Here's what post boxes look like in Japan. These are the Japan Post's equivalent of those iconic blue U.S. Postal Service boxes. These are not novelty mailboxes that people put in front of their yards.
In the past, Japan Post's mailboxes were round, like the Royal Mail boxes in the United Kingdom.
In Japan, however, there are rather unusual Japan Post mailboxes. In a similar way to the cute road construction signs, these unique mailboxes brighten up the commonplace urban environment by adding a bit of flair, whether that's cute characters or an old castle (see above).
Some of the post boxes are for tourists. Some are to mark important events or anniversaries. Some are just for fun.
Let's have a look at some of the country's standouts:
A tea urn-shaped post box in Kyoto.
A post office building-shaped post box in Yamaguchi.
Another interesting post box in Yamaguchi. This one has a fish.
Here's a stork in Hyogo Prefecture.

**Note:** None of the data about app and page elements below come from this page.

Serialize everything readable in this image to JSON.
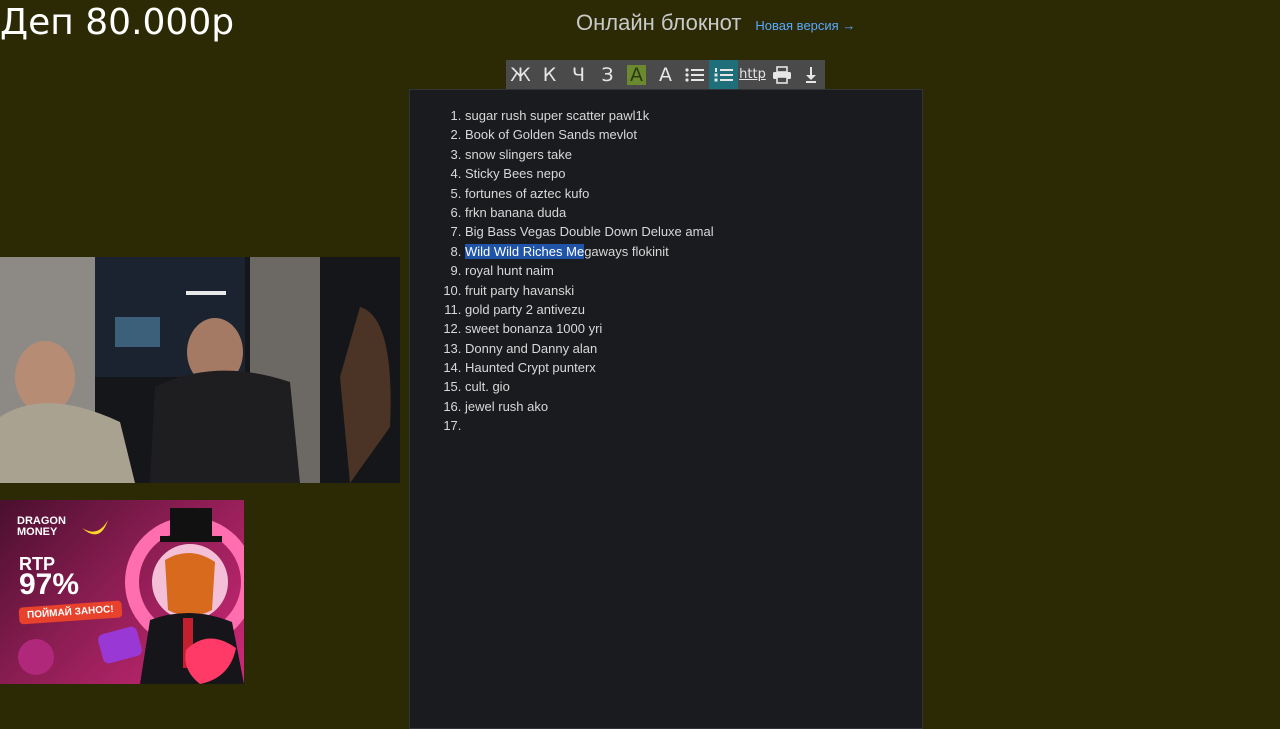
{
  "overlay": {
    "deposit_text": "Деп 80.000р"
  },
  "header": {
    "title": "Онлайн блокнот",
    "new_version_link": "Новая версия →"
  },
  "toolbar": {
    "buttons": [
      {
        "label": "Ж",
        "icon": "bold-icon"
      },
      {
        "label": "К",
        "icon": "italic-icon"
      },
      {
        "label": "Ч",
        "icon": "underline-icon"
      },
      {
        "label": "З",
        "icon": "strikethrough-icon"
      },
      {
        "label": "A",
        "icon": "highlight-icon"
      },
      {
        "label": "A",
        "icon": "text-color-icon"
      },
      {
        "label": "",
        "icon": "bulleted-list-icon"
      },
      {
        "label": "",
        "icon": "numbered-list-icon"
      },
      {
        "label": "http",
        "icon": "link-icon"
      },
      {
        "label": "",
        "icon": "print-icon"
      },
      {
        "label": "",
        "icon": "download-icon"
      }
    ],
    "active_button": "numbered-list-icon"
  },
  "editor": {
    "items": [
      "sugar rush super scatter pawl1k",
      "Book of Golden Sands mevlot",
      "snow slingers take",
      "Sticky Bees nepo",
      "fortunes of aztec kufo",
      "frkn banana duda",
      "Big Bass Vegas Double Down Deluxe amal",
      "",
      "royal hunt naim",
      "fruit party havanski",
      "gold party 2 antivezu",
      "sweet bonanza 1000 yri",
      "Donny and Danny alan",
      "Haunted Crypt punterx",
      "cult. gio",
      "jewel rush ako",
      ""
    ],
    "selected_item": {
      "selected_part": "Wild Wild Riches Me",
      "rest": "gaways flokinit"
    }
  },
  "ad": {
    "brand": "DRAGON MONEY",
    "rtp_label": "RTP",
    "rtp_value": "97%",
    "cta": "ПОЙМАЙ ЗАНОС!"
  },
  "colors": {
    "background": "#2b2a04",
    "editor_bg": "#1a1b1e",
    "active_tool": "#1e6f7a",
    "selection": "#1f54a8",
    "link": "#5aa7ff"
  }
}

A train-shaped post box in Tokyo.
On top of this post box in Tokushima Prefecture, you can see a child and a woman dancing.
This is in Osaka Prefecture.
Found in a "fruit park" in Yamanashi Prefecture.
A dude with a sword in Aomori.
A maguro (tuna) post box in Miyagi Prefecture.
The manga GeGeGe no Kitaro gets a post box in Tottori Prefecture.
A "Dutch house" in Nagasaki. The Dutch had a trading post in Nagasaki.
A samurai head dress post box. It's located in Shiga.
A post box shaped like a "bin temari", which is a type of craft. This is located in Shiga, too.
This one was found in Saitama Prefecture.
A snowman-shaped post box in Hokkaido.
Here's a post box in Ishikawa Prefecture with a dragon on it.
The largest post box in the world, which is located in Yamaguchi Prefecture.
You didn't think we'd make it through this story without a Hello Kitty post box, did you?
To contact the author of this post, write to bashcraftATkotaku.com or find him on Twitter @Brian_Ashcraft.
Kotaku East is your slice of Asian internet culture, bringing you the latest talking points from Japan, Korea, China and beyond. Tune in every morning from 4am to 8am.